That home ownership is at its lowest level in 30 years will come as no surprise to anyone with even a passing interest in the topic. The reality is that it is going to continue to decrease and, especially in our cities, people will have to rent. The question is whom they will be renting from and it seems to me that local authorities are well placed to become landlords.
Suggesting a massive, council-led housing programme might seem a strange idea considering the perceived failures of former council housing. It might also seem strange at a time when authorities are being told to sell off their land assets and housing stock in a bid to find savings and efficiencies but actually it makes perfect sense.
There is an increasing acceptance that the private sector is unable to deliver the numbers and types of houses needed to address the housing crisis and if we are serious about solving the problem of a lack of supply, creative solutions will be needed. Taxing private developers a proportion of their product has manifestly failed.
The first barrier is shifting the perception that home ownership should be the ultimate goal. Renting is not a bad thing per-se. In Berlin and Hamburg, 90% and 80% of the population rent – seemingly quite happily. 42% of Britons rented from their local council as recently as 1980. Today, due to the “Right to Buy” policies of successive governments, fewer than 8% do so.
Private renting has filled the gap created by the reduction in council homes over the past 30 years but it has come at a cost. Small-scale buy-to-let landlords dominate the rental landscape and a lack of regulation means that renters suffer – often paying outrageous prices for unsuitable housing. With leases typically insecure it is difficult for renters to become invested in their property let alone their wider community.

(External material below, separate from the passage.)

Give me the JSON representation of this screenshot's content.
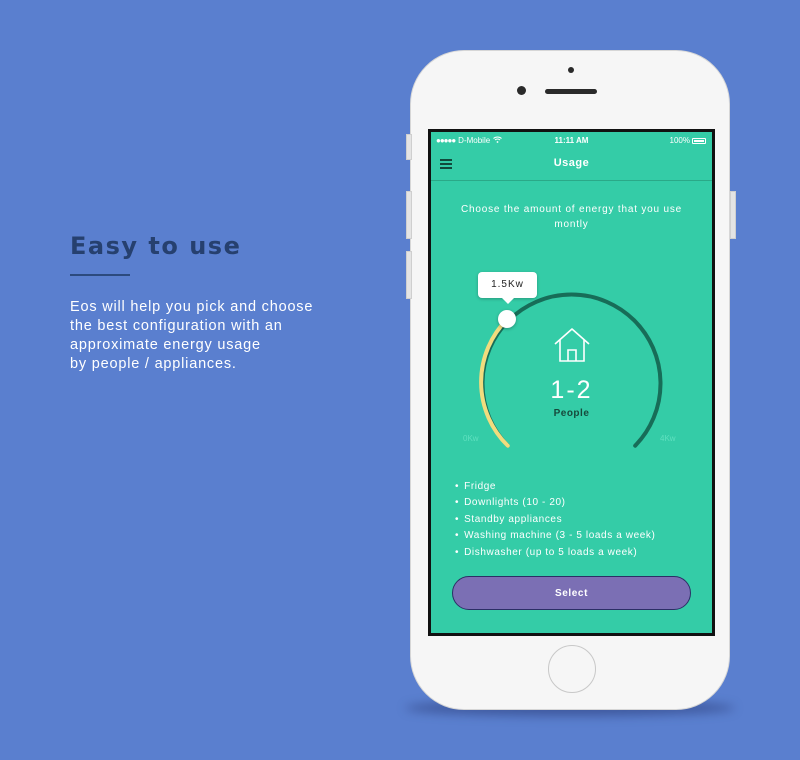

The focus for government and local councils must now be on delivering genuinely affordable housing that helps build real communities. Considering the unattainable prices of home ownership, this is likely to mean rental stock.
The government’s prioritisation of home ownership has hardly helped. Rather than using billions of pounds to prop up this market through schemes such as Help to Buy – which only helps the relatively wealthy – they would do well to help the emerging “Build to Rent” sector, or better yet support the London boroughs becoming “Build to Rent” landlords themselves.
The facts are simple: The London boroughs are obligated to provide homes, own a great deal of land, are a no-risk borrower, can grant planning consents and, due to the government’s budget cuts, are looking to open up new revenue streams. The Annual Residential Property Index (ARPI) consistently demonstrates that residential outperforms both industrial and commercial real estate in terms of yield – an obvious place for state investment.
Rather than selling off their most valuable asset – land – councils would do well to hold on to it, develop it, and invest in the community whilst creating a new revenue stream. After all, land is a finite resource and councils can’t rely on on-going disposal. The sand eventually runs out.
To be fair to the London boroughs, there are signs that such ideas are beginning to gain traction. Research conducted by Broadway Malyan has shown a new approach being explored by several London boroughs, forming their own development companies, independent from, but owned by the council.
By examining the planning policies of all thirty-two London boroughs plus the City of London the research reveals that only eight (24%) have taken a positive position on the sector, with policy that recognises the role Build to Rent can play in boosting house numbers. Nineteen boroughs (58%) have not recognised the sector within their development plans.
Eleven London Boroughs (33%) are either in the early stages of establishing, or have already established their own development company, capable of building its own Build to Rent schemes. These companies, eminently fundable, must use their own land to build large-scale “Build to Rent” schemes with rent taken ensuring a long-term revenue stream to be reinvested in essential services and the funding of more affordable forms of housing.
With consistently low interest rates, and by creating an independent company councils are able to borrow beyond their government-imposed debt caps. Such housing would also be exempt from “Right to Buy” policies, ensuring that they remain rental stock in the long-term.
The question is why aren’t all London boroughs considering such an approach?